BUSINESS SEEKS INJUNCTION FROM EVICTION CITING VICTORIAN COVID REGULATIONS
Yarraville Business Pty Ltd v Persico (Building and Property)  VCAT 213 (12 March 2021)
This is an application by the applicant-tenant for an injunction to enjoin the respondent landlord from terminating the lease. The court here answers the issue of whether the tenant-applicant has protection from eviction under the COVID-19 Omnibus (Emergency Measures) (Commercial Leases and Licences) Regulations 2020.
The case involves premises in Somerville Road, Yarraville (the Premises) which were the subject of the lease made between Yarraville Business Pty Ltd (Yarraville) as tenant and Maria Persico, Mr Faustino Persico (Mrs Persico’s late husband) and Giovanna Staffieri as landlords.
Like so many other retail tenants, Yarraville ran into headwinds when the COVID-19 pandemic struck. On or about 5 November 2020, Mrs Persico served a notice of breach asserting that Yarraville had failed to pay rent due of $15,253.32.
On 3 December 2020, Mrs Persico purported to terminate the lease by re-entering the premises, fixing a notice of re-entry to the front of the premises and changing the locks. Yarraville contends that the re-entry is unlawful.
Yarraville came to the Tribunal seeking an order to enable it to re-enter. The Tribunal asked for submissions because it relates to the interrelationship between the COVID-19 Omnibus (Emergency Measures) (Commercial Leases and Licences) Regulations 2020, S.R. No 31/2020 made on 1 May 2020 (the Principal Regulations) and the COVID-19 Omnibus (Emergency Measures) (Commercial Leases and Licences) Regulations 2020, S.R.No 107/2020 made 29 September 2020 (the Amended Regulations).
The objectives stated in Regulation 1 of the Principal Regulations are to implement temporary measures to apply to tenants and landlords under certain eligible leases to mitigate the effects of measures taken in response to the COVID-19 pandemic and to implement dispute resolution mechanisms concerning eligible leases. A central feature of the regime is that a tenant under an eligible lease is entitled to avail itself of rent relief, and may in some circumstances be entitled to protection from eviction.
Yarraville’s primary argument for the granting of the injunction is that prior to 29 September 2020 it had done everything it needed to do under Regulation 10 of the Principal Regulations to enliven its entitlement to rent relief and that it had accordingly become entitled to the benefit of the moratorium against eviction available to commercial tenants under Subregulation 9(2).
The application for an injunction is opposed by Mrs Persico essentially on two grounds. The first is that no valid application for rent relief was made prior to 29 September 2020, and accordingly no entitlement to protection from eviction arose under the Principal Regulations.

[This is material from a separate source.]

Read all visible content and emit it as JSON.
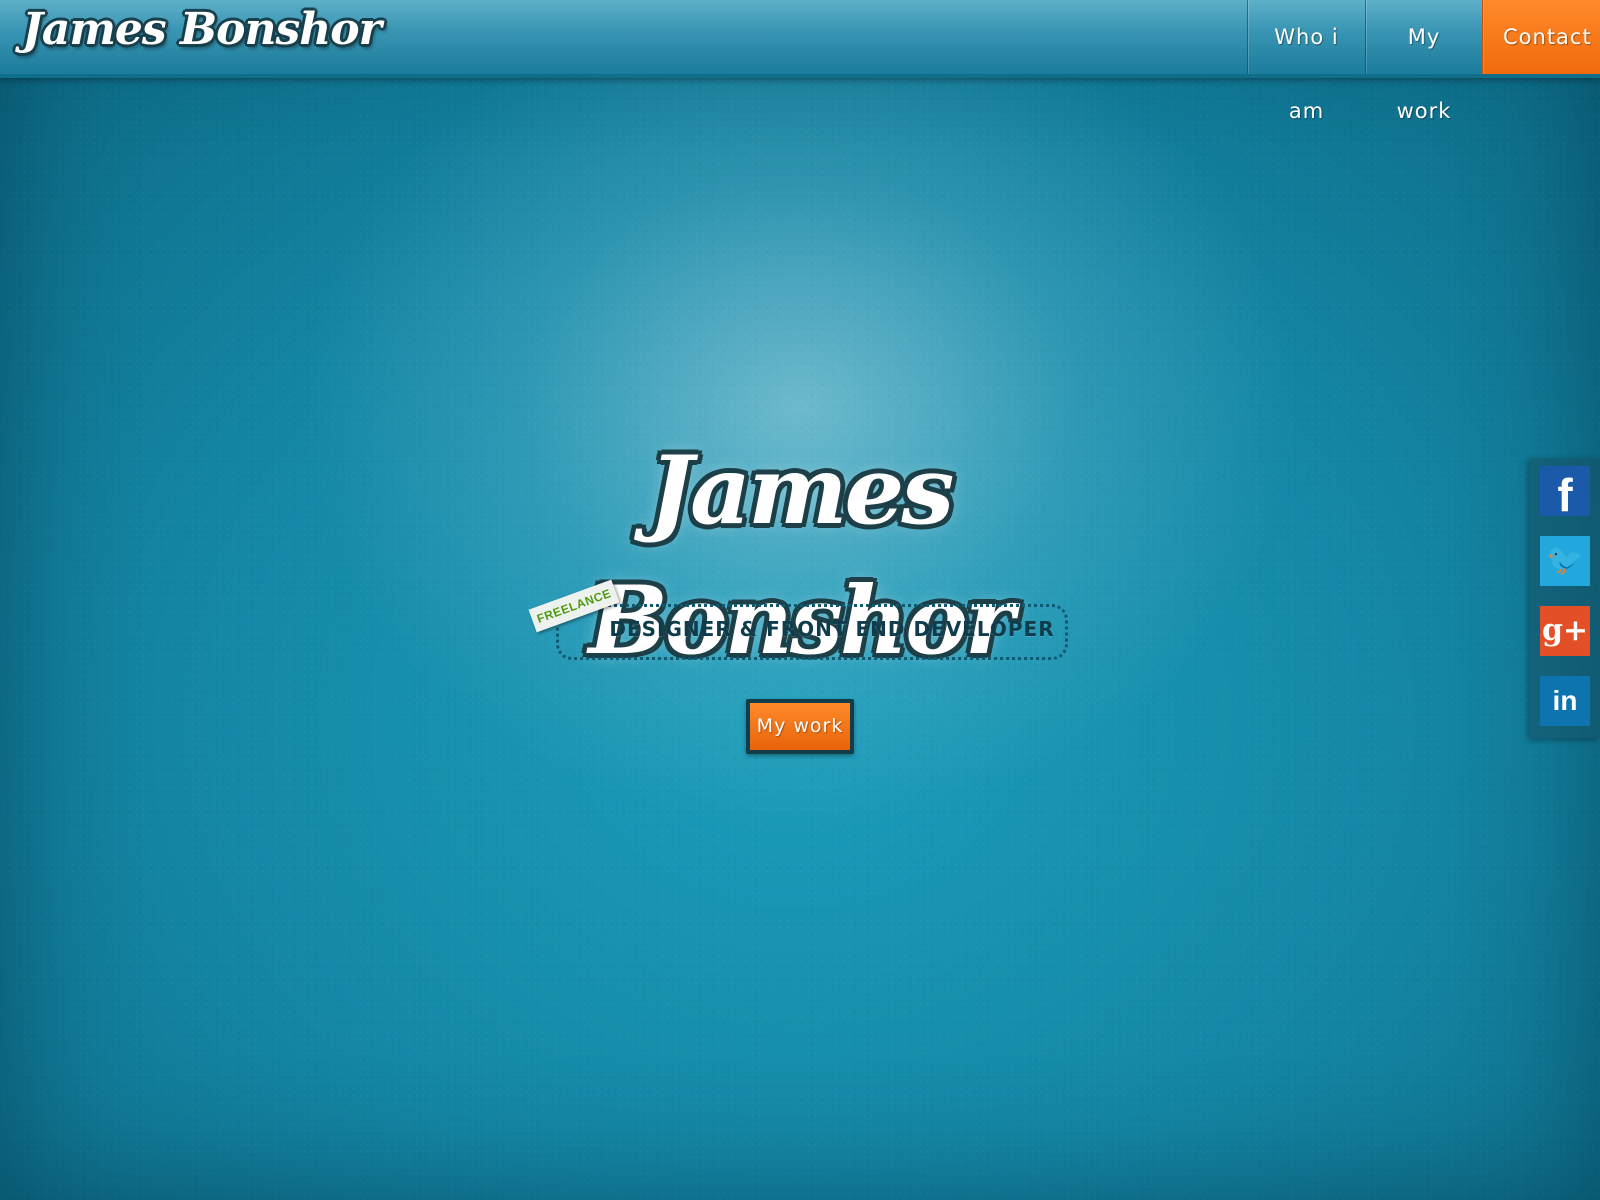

Mrs Persico’s second argument is based on the operation of the Amended Regulations. She contends that even if Yarraville validly made an application for rent relief under the Principal Regulations, the benefit of the protection created by the Principal Regulations expired on 29 September 2020, and that in order to have protection from eviction under the Amended Regulations a new application had to be made. As none was made, Yarraville is no longer protected from eviction.
Issue: Should the court grant the injunction/ Is Yarraville protected from eviction?
The imposition upon a tenant by the September Amendments of a requirement to provide the information mandated by Regulation 10 as amended when making an application for rent review after 29 September 2020 does not necessarily mean that a new application has to be made.
Where a subordinate instrument is amended, the amendment shall not, unless the contrary intention expressly appears, affect the previous operation of that subordinate instrument nor affect any right or privilege acquired, accrued or incurred under that subordinate instrument nor affect any remedy in respect of any such right or privilege, and any such remedy may be instituted, continued or enforced as if that subordinate instrument or provision had not been amended.
The clear effect of S.28 of the Interpretation of Legislation Act 1984 is to protect a right that has been acquired under the subordinate instrument prior to its amendment. The court accordingly finds that Yarraville is entitled to the continued protection of the moratorium against eviction to which it had become entitled under Subregulation 9(2) of the Principal Regulations, even after the September Amendments came into operation.
Conclusion: Yarraville’s argument is sustained. Yarraville did not have to make a fresh application for review after 29 September 2020 in order to continue to enjoy protection from eviction under Subregulation 9(2) of the Principal Regulations.